# What this task involves
Within the data below, find the string "Администратор" and return each line where it occurs.

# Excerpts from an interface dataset

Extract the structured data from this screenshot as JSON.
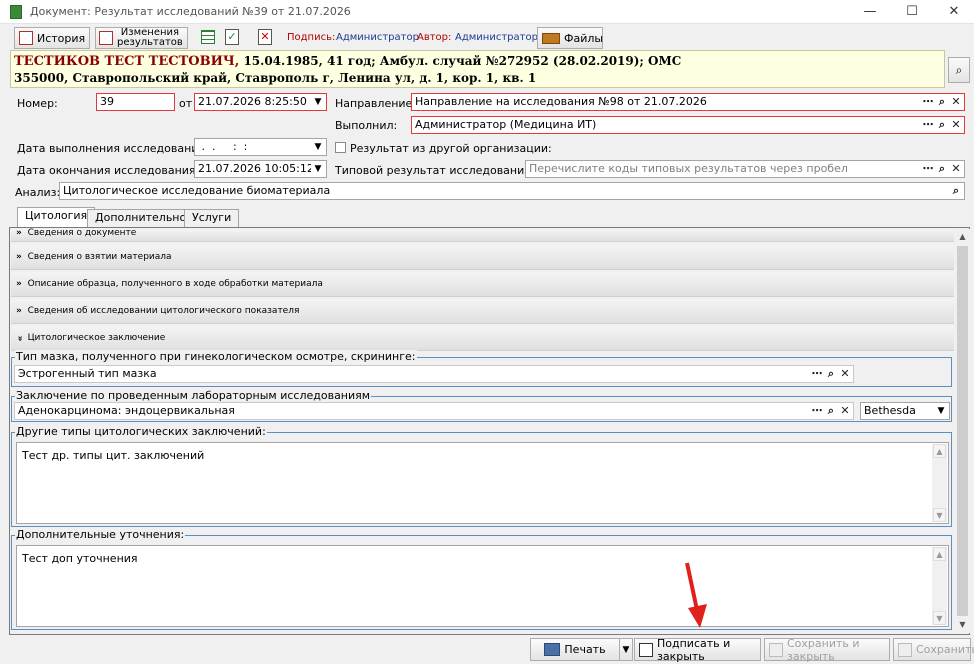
{
  "window": {
    "title": "Документ: Результат исследований №39 от 21.07.2026",
    "minimize": "—",
    "maximize": "☐",
    "close": "✕"
  },
  "toolbar": {
    "history": "История",
    "changes_line1": "Изменения",
    "changes_line2": "результатов",
    "signature_label": "Подпись:",
    "signature_value": "Администратор",
    "author_label": "Автор:",
    "author_value": "Администратор",
    "files": "Файлы"
  },
  "patient": {
    "name": "ТЕСТИКОВ ТЕСТ ТЕСТОВИЧ,",
    "details": " 15.04.1985, 41 год; Амбул. случай №272952 (28.02.2019); ОМС",
    "address": "355000, Ставропольский край, Ставрополь г, Ленина ул, д. 1, кор. 1, кв. 1"
  },
  "form": {
    "number_label": "Номер:",
    "number_value": "39",
    "from_label": "от",
    "date_value": "21.07.2026 8:25:50",
    "direction_label": "Направление:",
    "direction_value": "Направление на исследования №98 от 21.07.2026",
    "performed_label": "Выполнил:",
    "performed_value": "Администратор (Медицина ИТ)",
    "exec_date_label": "Дата выполнения исследования:",
    "exec_date_value": " .  .     :  :",
    "other_org_label": "Результат из другой организации:",
    "end_date_label": "Дата окончания исследования:",
    "end_date_value": "21.07.2026 10:05:12",
    "typical_label": "Типовой результат исследования:",
    "typical_placeholder": "Перечислите коды типовых результатов через пробел",
    "analysis_label": "Анализ:",
    "analysis_value": "Цитологическое исследование биоматериала"
  },
  "tabs": [
    "Цитология",
    "Дополнительно",
    "Услуги"
  ],
  "sections": [
    {
      "icon": "»",
      "label": "Сведения о документе"
    },
    {
      "icon": "»",
      "label": "Сведения о взятии материала"
    },
    {
      "icon": "»",
      "label": "Описание образца, полученного в ходе обработки материала"
    },
    {
      "icon": "»",
      "label": "Сведения об исследовании цитологического показателя"
    },
    {
      "icon": "¥",
      "label": "Цитологическое заключение"
    }
  ],
  "groups": {
    "smear_label": "Тип мазка, полученного при гинекологическом осмотре, скрининге:",
    "smear_value": "Эстрогенный тип мазка",
    "conclusion_label": "Заключение по проведенным лабораторным исследованиям",
    "conclusion_value": "Аденокарцинома: эндоцервикальная",
    "conclusion_system": "Bethesda",
    "other_label": "Другие типы цитологических заключений:",
    "other_value": "Тест др. типы цит. заключений",
    "extra_label": "Дополнительные уточнения:",
    "extra_value": "Тест доп уточнения"
  },
  "footer": {
    "print": "Печать",
    "sign_close": "Подписать и закрыть",
    "save_close": "Сохранить и закрыть",
    "save": "Сохранить"
  },
  "colors": {
    "arrow": "#e0201b",
    "required_border": "#e03b3b",
    "group_border": "#5a8fc0",
    "patient_bg": "#ffffe1"
  }
}
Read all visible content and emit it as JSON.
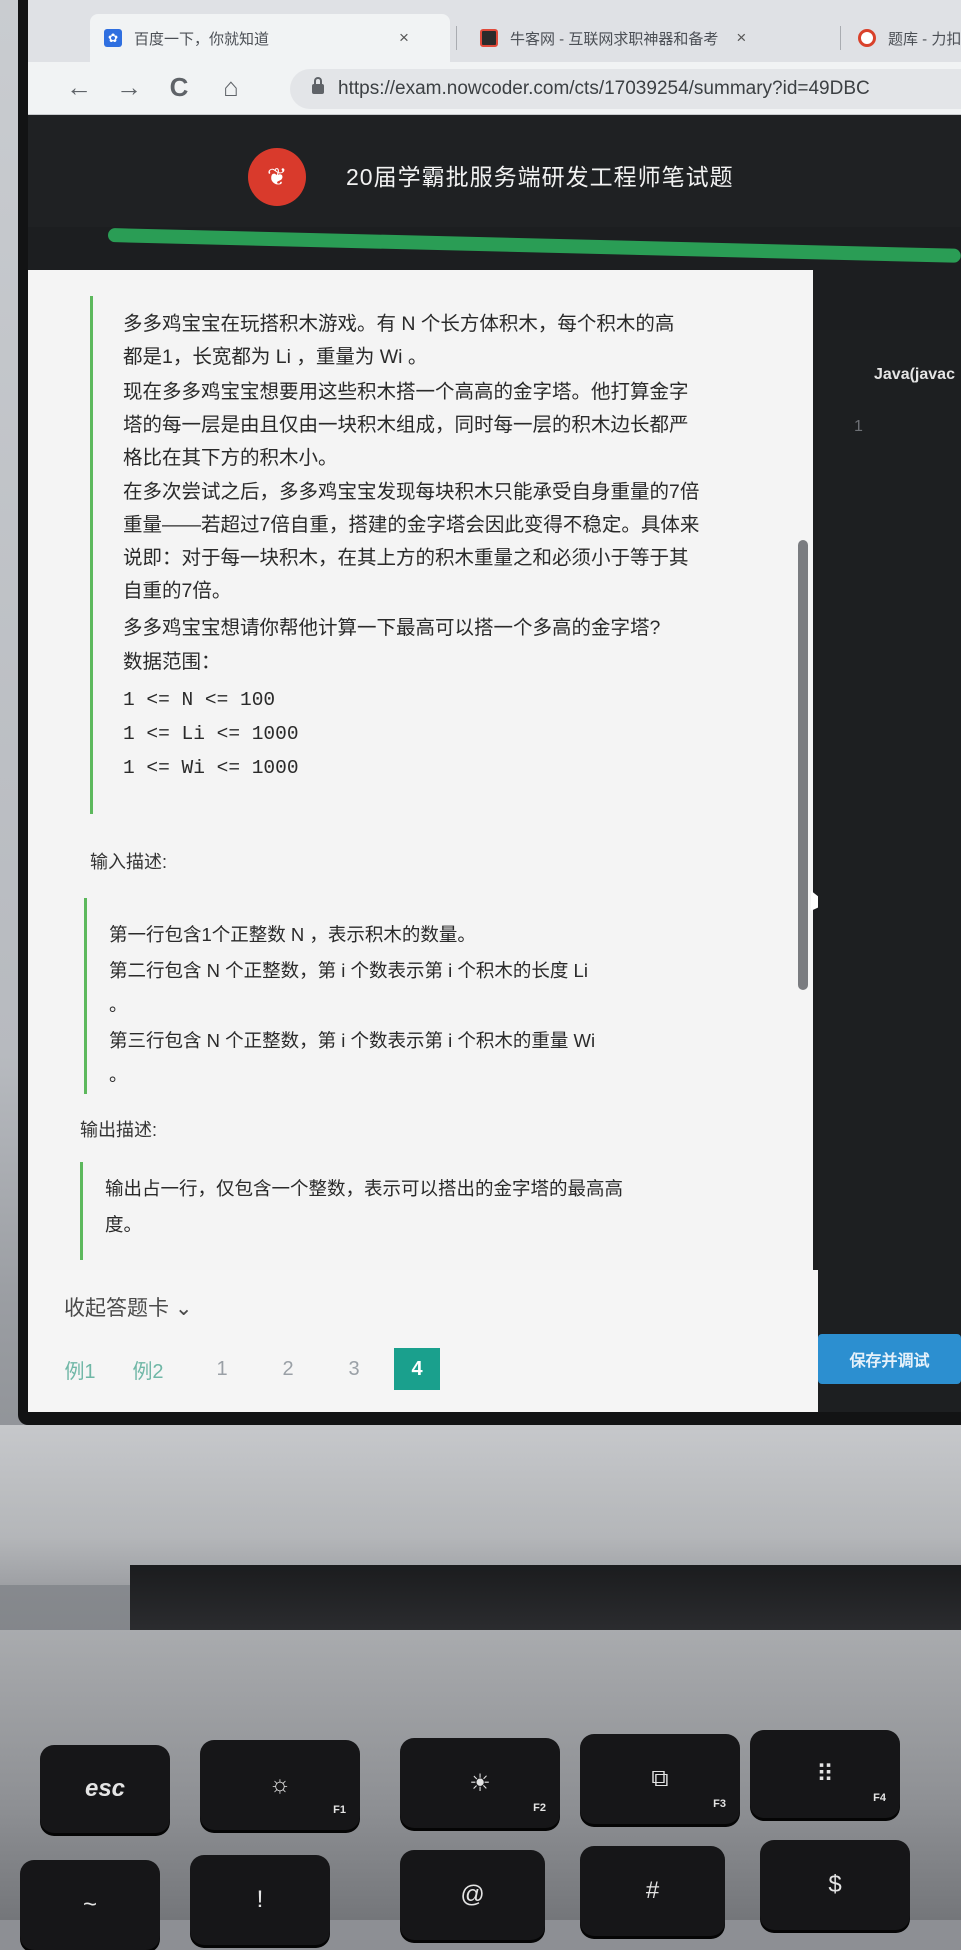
{
  "browser": {
    "tabs": [
      {
        "title": "百度一下，你就知道",
        "close": "×"
      },
      {
        "title": "牛客网 - 互联网求职神器和备考",
        "close": "×"
      },
      {
        "title": "题库 - 力扣 ("
      }
    ],
    "nav": {
      "back": "←",
      "forward": "→",
      "reload": "C",
      "home": "⌂"
    },
    "url": "https://exam.nowcoder.com/cts/17039254/summary?id=49DBC"
  },
  "header": {
    "exam_title": "20届学霸批服务端研发工程师笔试题"
  },
  "question": {
    "description_lines": [
      "多多鸡宝宝在玩搭积木游戏。有 N 个长方体积木，每个积木的高",
      "都是1，长宽都为 Li ，重量为 Wi 。",
      "现在多多鸡宝宝想要用这些积木搭一个高高的金字塔。他打算金字",
      "塔的每一层是由且仅由一块积木组成，同时每一层的积木边长都严",
      "格比在其下方的积木小。",
      "在多次尝试之后，多多鸡宝宝发现每块积木只能承受自身重量的7倍",
      "重量——若超过7倍自重，搭建的金字塔会因此变得不稳定。具体来",
      "说即：对于每一块积木，在其上方的积木重量之和必须小于等于其",
      "自重的7倍。",
      "多多鸡宝宝想请你帮他计算一下最高可以搭一个多高的金字塔?",
      "数据范围："
    ],
    "ranges": [
      "1 <= N <= 100",
      "1 <= Li <= 1000",
      "1 <= Wi <= 1000"
    ],
    "input_heading": "输入描述:",
    "input_lines": [
      "第一行包含1个正整数 N ，表示积木的数量。",
      "第二行包含 N 个正整数，第 i 个数表示第 i 个积木的长度 Li",
      "。",
      "第三行包含 N 个正整数，第 i 个数表示第 i 个积木的重量 Wi",
      "。"
    ],
    "output_heading": "输出描述:",
    "output_lines": [
      "输出占一行，仅包含一个整数，表示可以搭出的金字塔的最高高",
      "度。"
    ]
  },
  "answer_card": {
    "collapse_label": "收起答题卡 ⌄",
    "items": [
      "例1",
      "例2",
      "1",
      "2",
      "3",
      "4"
    ],
    "active": "4"
  },
  "editor": {
    "language": "Java(javac",
    "line_number": "1",
    "save_button": "保存并调试"
  },
  "keyboard": {
    "row1": [
      {
        "label": "esc",
        "sub": ""
      },
      {
        "label": "☼",
        "sub": "F1"
      },
      {
        "label": "☀",
        "sub": "F2"
      },
      {
        "label": "⧉",
        "sub": "F3"
      },
      {
        "label": "⠿",
        "sub": "F4"
      }
    ],
    "row2": [
      {
        "label": "~"
      },
      {
        "label": "!"
      },
      {
        "label": "@"
      },
      {
        "label": "#"
      },
      {
        "label": "$"
      }
    ]
  },
  "colors": {
    "accent_green": "#5cb85c",
    "active_page": "#1aa08d",
    "save_button": "#2c8fd0",
    "logo_red": "#d93a2c"
  }
}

# Answer section
    "signature_value": "Администратор",
    "author_value": "Администратор",
    "performed_value": "Администратор (Медицина ИТ)",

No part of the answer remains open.